As Figure 1 shows, I set two priority percentages for the incoming Priority object. I set a lower priority for incoming Terminal Services clients (because they account for a small amount of data) and a higher priority for all other inbound traffic (e.g., HTTP, FTP, SMTP).

I configured a second Priority object for outbound traffic. In this object, I gave a higher priority to outbound Terminal Services clients and a lower priority to outbound LAN Internet users.

For the final phase of my test, I started downloading Microsoft SQL Server Service Pack 2 (SP2) from the Web onto my internal client workstation, then checked my active statistics on IP Magic Server. The average and current bandwidth meters showed that the Terminal Services clients (still active from my previous testing) weren't interfering with the download, which had the higher inbound priority. I opened the Speedometer object and saw that the download was almost in the red zone.

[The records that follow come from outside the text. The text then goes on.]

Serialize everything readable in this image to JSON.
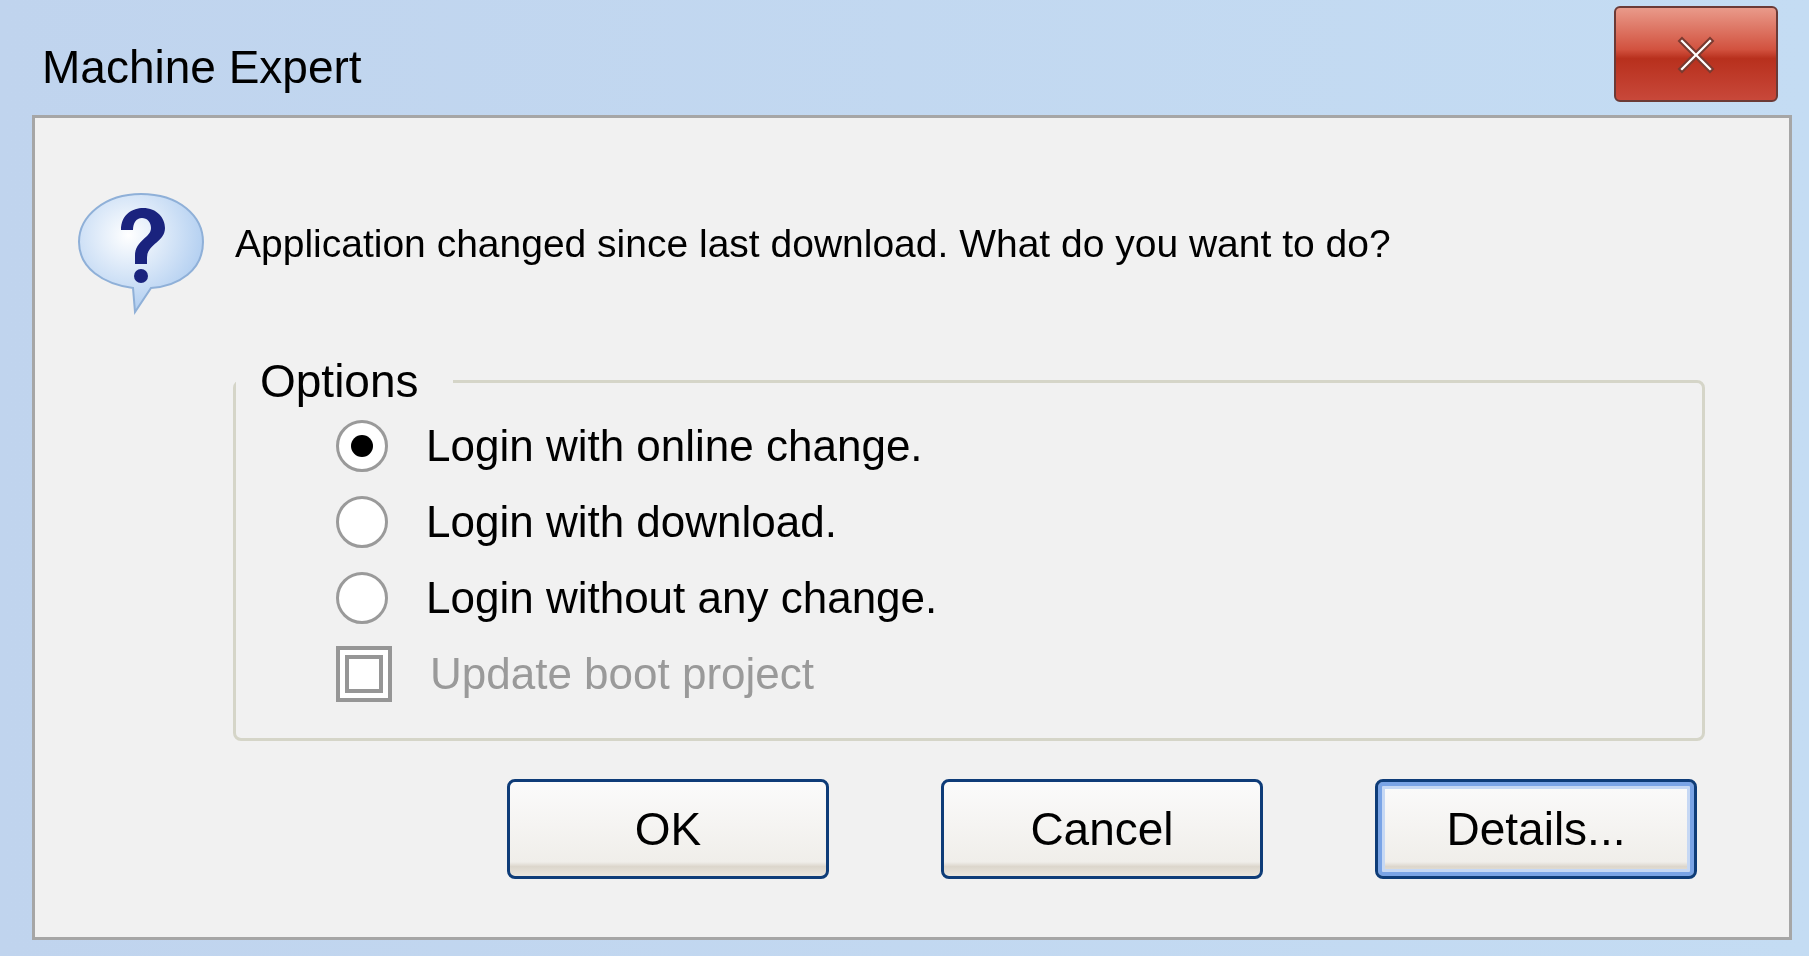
{
  "window": {
    "title": "Machine Expert"
  },
  "message": "Application changed since last download. What do you want to do?",
  "options": {
    "title": "Options",
    "choices": [
      {
        "label": "Login with online change.",
        "selected": true
      },
      {
        "label": "Login with download.",
        "selected": false
      },
      {
        "label": "Login without any change.",
        "selected": false
      }
    ],
    "checkbox": {
      "label": "Update boot project",
      "checked": false,
      "disabled": true
    }
  },
  "buttons": [
    {
      "label": "OK",
      "default": false
    },
    {
      "label": "Cancel",
      "default": false
    },
    {
      "label": "Details...",
      "default": true
    }
  ]
}
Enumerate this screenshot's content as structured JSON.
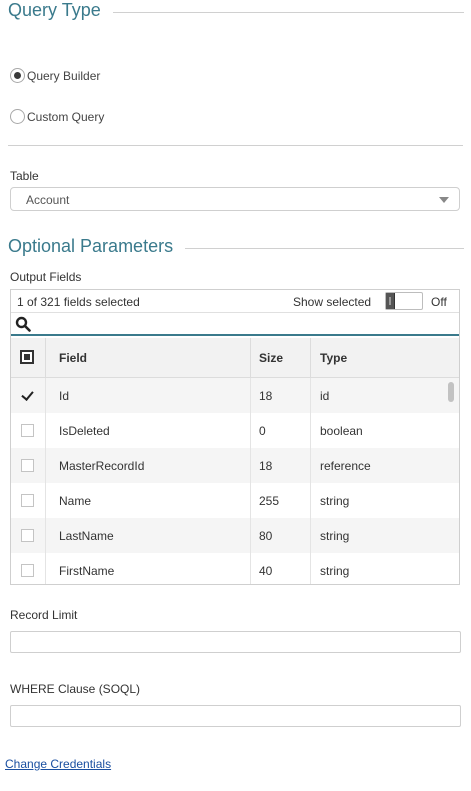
{
  "query_type": {
    "heading": "Query Type",
    "options": [
      {
        "label": "Query Builder",
        "checked": true
      },
      {
        "label": "Custom Query",
        "checked": false
      }
    ]
  },
  "table": {
    "label": "Table",
    "selected": "Account"
  },
  "optional_parameters": {
    "heading": "Optional Parameters",
    "output_fields_label": "Output Fields",
    "selection_count": "1 of 321 fields selected",
    "show_selected_label": "Show selected",
    "show_selected_state": "Off",
    "search_placeholder": "",
    "columns": [
      "Field",
      "Size",
      "Type"
    ],
    "rows": [
      {
        "checked": true,
        "field": "Id",
        "size": "18",
        "type": "id"
      },
      {
        "checked": false,
        "field": "IsDeleted",
        "size": "0",
        "type": "boolean"
      },
      {
        "checked": false,
        "field": "MasterRecordId",
        "size": "18",
        "type": "reference"
      },
      {
        "checked": false,
        "field": "Name",
        "size": "255",
        "type": "string"
      },
      {
        "checked": false,
        "field": "LastName",
        "size": "80",
        "type": "string"
      },
      {
        "checked": false,
        "field": "FirstName",
        "size": "40",
        "type": "string"
      }
    ],
    "record_limit_label": "Record Limit",
    "record_limit_value": "",
    "where_clause_label": "WHERE Clause (SOQL)",
    "where_clause_value": ""
  },
  "change_credentials_label": "Change Credentials",
  "colors": {
    "heading": "#3a7a8c",
    "link": "#1a4fa0"
  }
}
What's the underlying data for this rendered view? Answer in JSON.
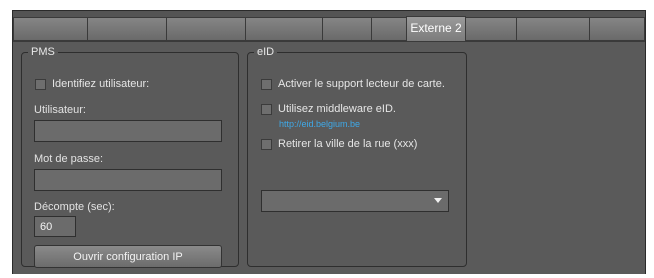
{
  "tabs": [
    {
      "label": ""
    },
    {
      "label": ""
    },
    {
      "label": ""
    },
    {
      "label": ""
    },
    {
      "label": ""
    },
    {
      "label": ""
    },
    {
      "label": "Externe 2"
    },
    {
      "label": ""
    },
    {
      "label": ""
    },
    {
      "label": ""
    },
    {
      "label": ""
    }
  ],
  "pms": {
    "legend": "PMS",
    "identify_label": "Identifiez utilisateur:",
    "user_label": "Utilisateur:",
    "user_value": "",
    "password_label": "Mot de passe:",
    "password_value": "",
    "countdown_label": "Décompte (sec):",
    "countdown_value": "60",
    "config_button": "Ouvrir configuration IP"
  },
  "eid": {
    "legend": "eID",
    "card_reader_label": "Activer le support lecteur de carte.",
    "middleware_label": "Utilisez middleware eID.",
    "middleware_link": "http://eid.belgium.be",
    "remove_city_label": "Retirer la ville de la rue (xxx)",
    "dropdown_value": ""
  },
  "colors": {
    "panel": "#5a5a5a",
    "link": "#3fa9e8"
  }
}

The download was attempting to use all the available bandwidth (i.e., about 800Kbps of the T1), as Figure 2 shows. I stopped the download and used another object from the Lightspeed arsenal: the Speed Limiter. I set the maximum bandwidth for inbound connections at 128Kbps, then restarted the download. The download speed throttled down to just around 120Kbps.

Now that I'd gained some control over my network, I wanted to incorporate Total Control's traffic-analysis tools. The product includes dynamic-information-gathering objects (e.g., Traffic Discovery), as well as objects (e.g., Traffic Statistics) that write logs and reports to HTML-formatted documents. You can view statistics for any Total Control object simply by right-clicking its icon in the active configuration.

Because you must route all traffic through IP Magic Server, you need to configure both your client machines and internal servers to route through the IP Magic machine. As a result, you have a single point of failure in your network. To add reliability, Total Control offers a service-monitoring application that can restart the IP Magic service and alert administrators by email in the event of failure. You can also add failover IP Magic servers.

Making a Decision
I highly recommend Total Control for enterprise businesses that might otherwise need to piece together costly hardware and software solutions to gain the functionality that Total Control offers out of the box. At first, Total Control's price tag seems high, but not when you compare the product with high-end multifunction routers that have similar features. Lightspeed Systems lets you purchase bundles of IP Magic objects for half price; this approach might be suitable for small to midsized companies that want to get a handle on their Internet or WAN traffic but don't need capabilities such as load balancing. Total Control's target markets—e-business and the enterprise—will certainly reap the benefits of bandwidth efficiency and reliability for themselves and their customers.

Total Control 2.5
Contact: Lightspeed Systems * 661-324-4291
Price: $7995
Decision Summary
Pros: Precise GUI; free consulting service to assist with configuration; accommodates a wide range of scenarios
Cons: Moderate-to-high learning curve; requires network redesign so that all traffic passes through the IP Magic server; online Help is missing crucial documentation